WORK REQUIRED: Filter the entries below down to the lines that hold "Onion".

╭─ RECORDS FOR THIS TASK

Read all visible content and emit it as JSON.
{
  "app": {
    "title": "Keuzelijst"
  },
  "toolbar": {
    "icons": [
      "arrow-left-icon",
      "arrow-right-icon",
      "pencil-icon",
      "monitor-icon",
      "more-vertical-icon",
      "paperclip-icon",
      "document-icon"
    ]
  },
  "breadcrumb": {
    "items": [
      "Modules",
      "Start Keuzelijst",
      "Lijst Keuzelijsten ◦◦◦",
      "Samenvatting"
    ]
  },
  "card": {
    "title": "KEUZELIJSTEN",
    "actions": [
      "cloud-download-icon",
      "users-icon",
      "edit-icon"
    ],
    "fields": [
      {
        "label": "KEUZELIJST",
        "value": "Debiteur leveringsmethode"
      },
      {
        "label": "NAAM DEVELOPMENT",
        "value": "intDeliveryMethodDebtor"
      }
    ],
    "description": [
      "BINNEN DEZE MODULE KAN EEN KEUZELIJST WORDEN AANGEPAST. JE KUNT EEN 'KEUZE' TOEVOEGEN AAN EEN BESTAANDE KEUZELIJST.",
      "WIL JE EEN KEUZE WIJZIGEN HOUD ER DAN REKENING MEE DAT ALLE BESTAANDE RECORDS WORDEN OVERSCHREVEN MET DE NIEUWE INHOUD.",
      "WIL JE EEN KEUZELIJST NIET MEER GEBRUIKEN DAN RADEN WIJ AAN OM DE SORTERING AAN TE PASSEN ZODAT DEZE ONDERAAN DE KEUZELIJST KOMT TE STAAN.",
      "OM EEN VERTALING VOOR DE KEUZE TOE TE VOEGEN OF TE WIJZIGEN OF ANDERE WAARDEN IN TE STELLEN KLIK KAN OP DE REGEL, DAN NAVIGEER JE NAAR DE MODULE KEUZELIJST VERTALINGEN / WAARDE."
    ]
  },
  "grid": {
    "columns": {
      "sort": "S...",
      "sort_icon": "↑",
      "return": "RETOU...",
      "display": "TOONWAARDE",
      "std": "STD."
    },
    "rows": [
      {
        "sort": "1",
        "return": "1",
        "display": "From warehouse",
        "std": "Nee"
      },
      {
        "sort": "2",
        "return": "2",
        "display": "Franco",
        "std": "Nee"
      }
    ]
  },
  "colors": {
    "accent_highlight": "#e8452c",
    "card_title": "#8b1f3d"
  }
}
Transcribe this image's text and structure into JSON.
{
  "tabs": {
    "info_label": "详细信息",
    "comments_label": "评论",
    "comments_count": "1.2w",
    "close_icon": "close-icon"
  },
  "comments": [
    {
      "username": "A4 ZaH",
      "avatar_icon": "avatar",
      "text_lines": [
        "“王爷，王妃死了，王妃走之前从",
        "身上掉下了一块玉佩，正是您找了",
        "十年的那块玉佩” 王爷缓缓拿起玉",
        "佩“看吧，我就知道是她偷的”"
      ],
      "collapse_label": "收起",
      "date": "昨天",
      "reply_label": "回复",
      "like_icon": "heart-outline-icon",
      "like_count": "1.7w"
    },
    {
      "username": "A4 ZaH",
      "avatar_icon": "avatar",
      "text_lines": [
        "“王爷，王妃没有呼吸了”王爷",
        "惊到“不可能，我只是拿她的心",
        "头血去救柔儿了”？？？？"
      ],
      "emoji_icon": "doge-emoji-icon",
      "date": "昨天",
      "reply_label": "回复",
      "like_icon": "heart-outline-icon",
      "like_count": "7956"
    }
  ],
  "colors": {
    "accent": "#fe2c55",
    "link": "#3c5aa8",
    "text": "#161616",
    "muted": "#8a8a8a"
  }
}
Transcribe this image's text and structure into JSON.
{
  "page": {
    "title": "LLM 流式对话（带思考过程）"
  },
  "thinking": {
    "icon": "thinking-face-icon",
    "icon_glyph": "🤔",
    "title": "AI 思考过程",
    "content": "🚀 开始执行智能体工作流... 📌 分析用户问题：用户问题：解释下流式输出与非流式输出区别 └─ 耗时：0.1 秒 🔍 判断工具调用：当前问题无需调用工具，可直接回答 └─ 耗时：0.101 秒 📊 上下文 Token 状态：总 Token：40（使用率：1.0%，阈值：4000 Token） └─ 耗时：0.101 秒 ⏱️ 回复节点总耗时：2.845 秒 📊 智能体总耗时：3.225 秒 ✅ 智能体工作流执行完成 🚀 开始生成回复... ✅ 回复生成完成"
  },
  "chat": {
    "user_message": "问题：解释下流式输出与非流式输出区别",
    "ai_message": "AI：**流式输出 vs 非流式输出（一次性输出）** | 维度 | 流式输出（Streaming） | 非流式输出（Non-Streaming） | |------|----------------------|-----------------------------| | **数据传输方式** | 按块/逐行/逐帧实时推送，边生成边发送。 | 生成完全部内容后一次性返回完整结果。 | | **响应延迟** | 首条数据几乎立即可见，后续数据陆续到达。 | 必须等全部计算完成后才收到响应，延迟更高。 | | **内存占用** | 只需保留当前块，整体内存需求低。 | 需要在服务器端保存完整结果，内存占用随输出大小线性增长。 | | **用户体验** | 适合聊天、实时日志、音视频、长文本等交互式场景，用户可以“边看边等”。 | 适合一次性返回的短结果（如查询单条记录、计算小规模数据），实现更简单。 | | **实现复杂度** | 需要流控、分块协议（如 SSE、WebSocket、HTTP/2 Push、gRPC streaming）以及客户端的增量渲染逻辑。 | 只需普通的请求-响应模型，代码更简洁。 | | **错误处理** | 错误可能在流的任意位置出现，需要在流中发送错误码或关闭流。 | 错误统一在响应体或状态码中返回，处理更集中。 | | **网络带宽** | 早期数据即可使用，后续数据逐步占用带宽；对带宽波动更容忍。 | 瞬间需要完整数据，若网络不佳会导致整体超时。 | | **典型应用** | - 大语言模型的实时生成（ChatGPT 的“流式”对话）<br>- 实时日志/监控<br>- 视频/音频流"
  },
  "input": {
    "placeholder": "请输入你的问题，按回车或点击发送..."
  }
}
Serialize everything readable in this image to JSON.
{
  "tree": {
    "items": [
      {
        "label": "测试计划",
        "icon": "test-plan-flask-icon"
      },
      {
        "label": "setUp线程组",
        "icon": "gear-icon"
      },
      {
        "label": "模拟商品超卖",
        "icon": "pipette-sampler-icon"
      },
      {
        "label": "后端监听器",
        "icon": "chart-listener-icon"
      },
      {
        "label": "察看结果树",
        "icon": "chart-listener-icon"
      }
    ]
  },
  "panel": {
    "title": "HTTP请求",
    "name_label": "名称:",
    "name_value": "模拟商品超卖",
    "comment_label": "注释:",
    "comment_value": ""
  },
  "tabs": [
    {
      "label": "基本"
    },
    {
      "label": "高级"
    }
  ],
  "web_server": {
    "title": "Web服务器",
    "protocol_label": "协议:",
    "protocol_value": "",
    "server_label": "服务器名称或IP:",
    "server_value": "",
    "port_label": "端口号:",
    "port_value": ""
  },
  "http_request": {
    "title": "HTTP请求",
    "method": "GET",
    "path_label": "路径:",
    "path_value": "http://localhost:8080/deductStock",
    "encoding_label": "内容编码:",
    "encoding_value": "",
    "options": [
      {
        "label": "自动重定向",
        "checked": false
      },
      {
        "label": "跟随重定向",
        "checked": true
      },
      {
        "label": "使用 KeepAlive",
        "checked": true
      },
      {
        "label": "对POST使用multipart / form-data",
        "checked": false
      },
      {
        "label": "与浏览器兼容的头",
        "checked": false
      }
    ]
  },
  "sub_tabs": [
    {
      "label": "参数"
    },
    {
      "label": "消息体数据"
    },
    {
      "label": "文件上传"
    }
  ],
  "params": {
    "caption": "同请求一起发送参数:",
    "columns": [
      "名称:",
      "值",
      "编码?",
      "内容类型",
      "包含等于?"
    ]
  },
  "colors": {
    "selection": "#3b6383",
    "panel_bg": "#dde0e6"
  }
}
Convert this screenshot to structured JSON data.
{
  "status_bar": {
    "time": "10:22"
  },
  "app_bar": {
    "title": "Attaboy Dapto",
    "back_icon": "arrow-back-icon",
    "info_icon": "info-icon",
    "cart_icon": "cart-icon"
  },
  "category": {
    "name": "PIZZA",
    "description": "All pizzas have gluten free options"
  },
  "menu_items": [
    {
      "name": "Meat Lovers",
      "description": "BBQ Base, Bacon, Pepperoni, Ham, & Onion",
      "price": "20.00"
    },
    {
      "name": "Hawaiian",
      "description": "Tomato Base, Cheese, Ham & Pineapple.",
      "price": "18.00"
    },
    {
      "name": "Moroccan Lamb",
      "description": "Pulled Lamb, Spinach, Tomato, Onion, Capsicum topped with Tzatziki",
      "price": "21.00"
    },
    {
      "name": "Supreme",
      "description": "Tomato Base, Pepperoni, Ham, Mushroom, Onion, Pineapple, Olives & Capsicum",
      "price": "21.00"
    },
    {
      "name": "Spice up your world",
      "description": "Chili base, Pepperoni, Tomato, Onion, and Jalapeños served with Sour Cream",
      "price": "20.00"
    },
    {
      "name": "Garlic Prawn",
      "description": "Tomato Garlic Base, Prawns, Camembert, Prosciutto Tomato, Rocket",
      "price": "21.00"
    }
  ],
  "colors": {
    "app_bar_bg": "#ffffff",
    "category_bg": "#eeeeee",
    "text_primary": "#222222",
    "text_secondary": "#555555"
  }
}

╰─

SOLUTION TO THE EXERCISE:
      "description": "BBQ Base, Bacon, Pepperoni, Ham, & Onion",
      "description": "Pulled Lamb, Spinach, Tomato, Onion, Capsicum topped with Tzatziki",
      "description": "Tomato Base, Pepperoni, Ham, Mushroom, Onion, Pineapple, Olives & Capsicum",
      "description": "Chili base, Pepperoni, Tomato, Onion, and Jalapeños served with Sour Cream",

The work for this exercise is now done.